Output the data word for word, dropping every image.

Start of Records for this task

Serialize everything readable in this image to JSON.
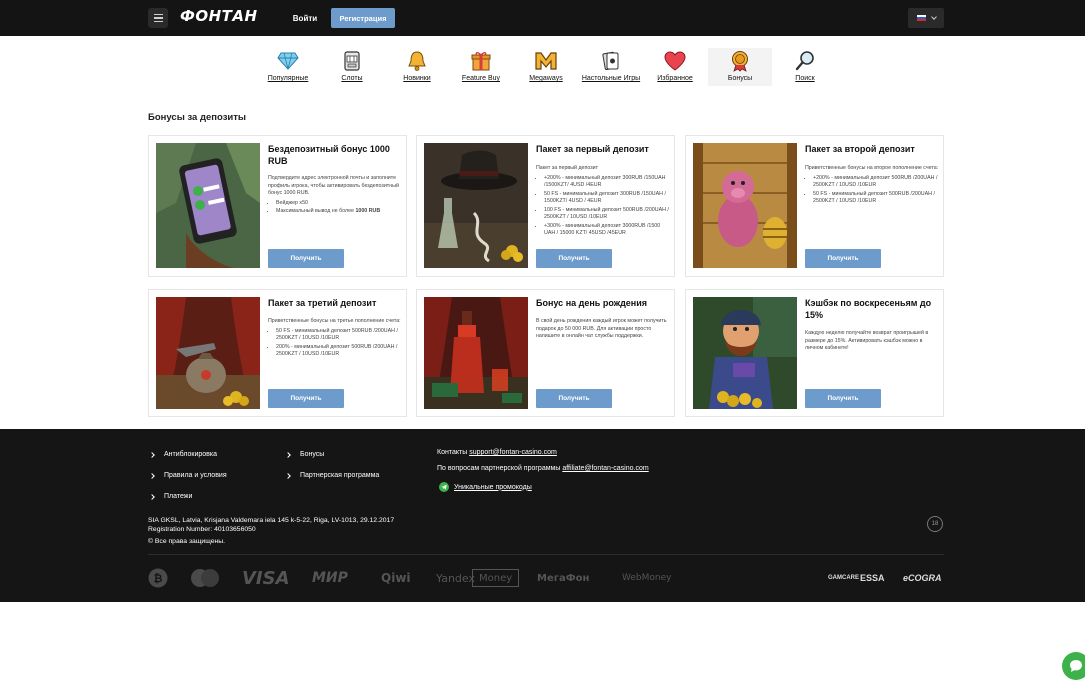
{
  "header": {
    "logo": "ФОНТАН",
    "login": "Войти",
    "register": "Регистрация"
  },
  "categories": [
    {
      "label": "Популярные",
      "icon": "diamond-icon"
    },
    {
      "label": "Слоты",
      "icon": "slot-machine-icon"
    },
    {
      "label": "Новинки",
      "icon": "bell-icon"
    },
    {
      "label": "Feature Buy",
      "icon": "gift-icon"
    },
    {
      "label": "Megaways",
      "icon": "megaways-icon"
    },
    {
      "label": "Настольные Игры",
      "icon": "cards-icon"
    },
    {
      "label": "Избранное",
      "icon": "heart-icon"
    },
    {
      "label": "Бонусы",
      "icon": "bonus-medal-icon"
    },
    {
      "label": "Поиск",
      "icon": "search-icon"
    }
  ],
  "section_title": "Бонусы за депозиты",
  "cards": [
    {
      "title": "Бездепозитный бонус 1000 RUB",
      "intro": "Подтвердите адрес электронной почты и заполните профиль игрока, чтобы активировать бездепозитный бонус 1000 RUB.",
      "items": [
        "Вейджер x50",
        "Максимальный вывод не более "
      ],
      "bold_tail": "1000 RUB",
      "button": "Получить"
    },
    {
      "title": "Пакет за первый депозит",
      "intro": "Пакет за первый депозит",
      "items": [
        "+200% - минимальный депозит 300RUB /150UAH /1500KZT/ 4USD /4EUR",
        "50 FS - минимальный депозит 300RUB /150UAH / 1500KZT/ 4USD / 4EUR",
        "100 FS - минимальный депозит 500RUB /200UAH / 2500KZT / 10USD /10EUR",
        "+300% - минимальный депозит 3000RUB /1500 UAH / 15000 KZT/ 45USD /45EUR"
      ],
      "button": "Получить"
    },
    {
      "title": "Пакет за второй депозит",
      "intro": "Приветственные бонусы на второе пополнение счета:",
      "items": [
        "+200% - минимальный депозит 500RUB /200UAH / 2500KZT / 10USD /10EUR",
        "50 FS - минимальный депозит 500RUB /200UAH / 2500KZT / 10USD /10EUR"
      ],
      "button": "Получить"
    },
    {
      "title": "Пакет за третий депозит",
      "intro": "Приветственные бонусы на третье пополнение счета:",
      "items": [
        "50 FS - минимальный депозит 500RUB /200UAH / 2500KZT / 10USD /10EUR",
        "200% - минимальный депозит 500RUB /200UAH / 2500KZT / 10USD /10EUR"
      ],
      "button": "Получить"
    },
    {
      "title": "Бонус на день рождения",
      "intro": "В свой день рождения каждый игрок может получить подарок до 50 000 RUB. Для активации просто напишите в онлайн чат службы поддержки.",
      "items": [],
      "button": "Получить"
    },
    {
      "title": "Кэшбэк по воскресеньям до 15%",
      "intro": "Каждую неделю получайте возврат проигрышей в размере до 15%. Активировать кэшбэк можно в личном кабинете!",
      "items": [],
      "button": "Получить"
    }
  ],
  "footer": {
    "links_col1": [
      "Антиблокировка",
      "Правила и условия",
      "Платежи"
    ],
    "links_col2": [
      "Бонусы",
      "Партнерская программа"
    ],
    "contacts_label": "Контакты",
    "contacts_email": "support@fontan-casino.com",
    "partner_label": "По вопросам партнерской программы",
    "partner_email": "affiliate@fontan-casino.com",
    "promo_link": "Уникальные промокоды",
    "legal_line1": "SIA GKSL, Latvia, Krisjana Valdemara iela 145 k-5-22, Riga, LV-1013, 29.12.2017",
    "legal_line2": "Registration Number: 40103656050",
    "rights": "© Все права защищены.",
    "age": "18",
    "payments": [
      "VISA",
      "МИР",
      "Qiwi",
      "Yandex",
      "Money",
      "МегаФон",
      "WebMoney"
    ],
    "certs": [
      "GAMCARE",
      "ESSA",
      "eCOGRA"
    ]
  },
  "colors": {
    "accent": "#6d9ccc",
    "header_bg": "#141414",
    "footer_bg": "#151515",
    "chat": "#3db14a"
  }
}
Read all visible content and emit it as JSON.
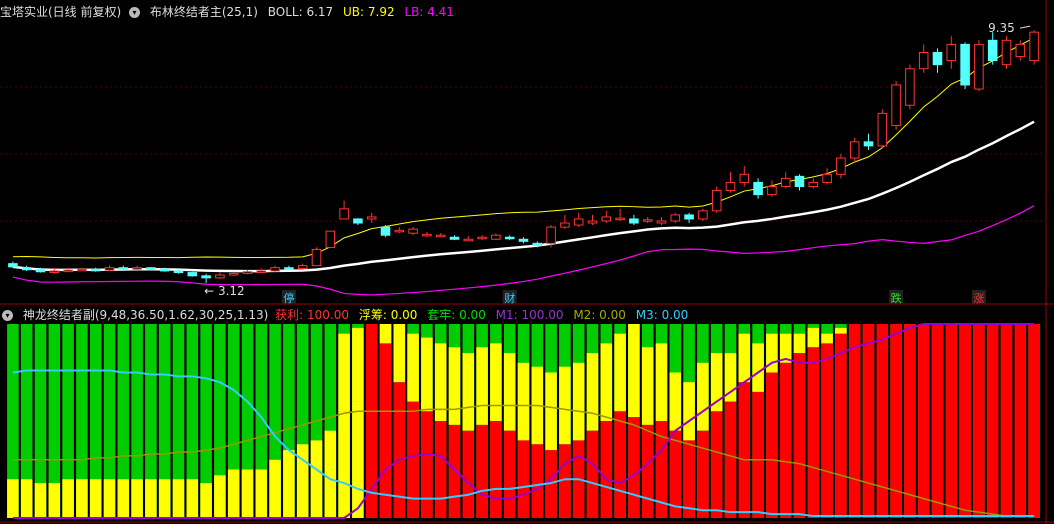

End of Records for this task

Output of the task:
Serialize everything readable in this image to JSON.
{
  "header": {
    "logo": "ФОНТАН",
    "login": "Войти",
    "register": "Регистрация"
  },
  "categories": [
    {
      "label": "Популярные",
      "icon": "diamond-icon"
    },
    {
      "label": "Слоты",
      "icon": "slot-machine-icon"
    },
    {
      "label": "Новинки",
      "icon": "bell-icon"
    },
    {
      "label": "Feature Buy",
      "icon": "gift-icon"
    },
    {
      "label": "Megaways",
      "icon": "megaways-icon"
    },
    {
      "label": "Настольные Игры",
      "icon": "cards-icon"
    },
    {
      "label": "Избранное",
      "icon": "heart-icon"
    },
    {
      "label": "Бонусы",
      "icon": "bonus-medal-icon"
    },
    {
      "label": "Поиск",
      "icon": "search-icon"
    }
  ],
  "section_title": "Бонусы за депозиты",
  "cards": [
    {
      "title": "Бездепозитный бонус 1000 RUB",
      "intro": "Подтвердите адрес электронной почты и заполните профиль игрока, чтобы активировать бездепозитный бонус 1000 RUB.",
      "items": [
        "Вейджер x50",
        "Максимальный вывод не более "
      ],
      "bold_tail": "1000 RUB",
      "button": "Получить"
    },
    {
      "title": "Пакет за первый депозит",
      "intro": "Пакет за первый депозит",
      "items": [
        "+200% - минимальный депозит 300RUB /150UAH /1500KZT/ 4USD /4EUR",
        "50 FS - минимальный депозит 300RUB /150UAH / 1500KZT/ 4USD / 4EUR",
        "100 FS - минимальный депозит 500RUB /200UAH / 2500KZT / 10USD /10EUR",
        "+300% - минимальный депозит 3000RUB /1500 UAH / 15000 KZT/ 45USD /45EUR"
      ],
      "button": "Получить"
    },
    {
      "title": "Пакет за второй депозит",
      "intro": "Приветственные бонусы на второе пополнение счета:",
      "items": [
        "+200% - минимальный депозит 500RUB /200UAH / 2500KZT / 10USD /10EUR",
        "50 FS - минимальный депозит 500RUB /200UAH / 2500KZT / 10USD /10EUR"
      ],
      "button": "Получить"
    },
    {
      "title": "Пакет за третий депозит",
      "intro": "Приветственные бонусы на третье пополнение счета:",
      "items": [
        "50 FS - минимальный депозит 500RUB /200UAH / 2500KZT / 10USD /10EUR",
        "200% - минимальный депозит 500RUB /200UAH / 2500KZT / 10USD /10EUR"
      ],
      "button": "Получить"
    },
    {
      "title": "Бонус на день рождения",
      "intro": "В свой день рождения каждый игрок может получить подарок до 50 000 RUB. Для активации просто напишите в онлайн чат службы поддержки.",
      "items": [],
      "button": "Получить"
    },
    {
      "title": "Кэшбэк по воскресеньям до 15%",
      "intro": "Каждую неделю получайте возврат проигрышей в размере до 15%. Активировать кэшбэк можно в личном кабинете!",
      "items": [],
      "button": "Получить"
    }
  ],
  "footer": {
    "links_col1": [
      "Антиблокировка",
      "Правила и условия",
      "Платежи"
    ],
    "links_col2": [
      "Бонусы",
      "Партнерская программа"
    ],
    "contacts_label": "Контакты",
    "contacts_email": "support@fontan-casino.com",
    "partner_label": "По вопросам партнерской программы",
    "partner_email": "affiliate@fontan-casino.com",
    "promo_link": "Уникальные промокоды",
    "legal_line1": "SIA GKSL, Latvia, Krisjana Valdemara iela 145 k-5-22, Riga, LV-1013, 29.12.2017",
    "legal_line2": "Registration Number: 40103656050",
    "rights": "© Все права защищены.",
    "age": "18",
    "payments": [
      "VISA",
      "МИР",
      "Qiwi",
      "Yandex",
      "Money",
      "МегаФон",
      "WebMoney"
    ],
    "certs": [
      "GAMCARE",
      "ESSA",
      "eCOGRA"
    ]
  },
  "colors": {
    "accent": "#6d9ccc",
    "header_bg": "#141414",
    "footer_bg": "#151515",
    "chat": "#3db14a"
  }
}
Read all visible content and emit it as JSON.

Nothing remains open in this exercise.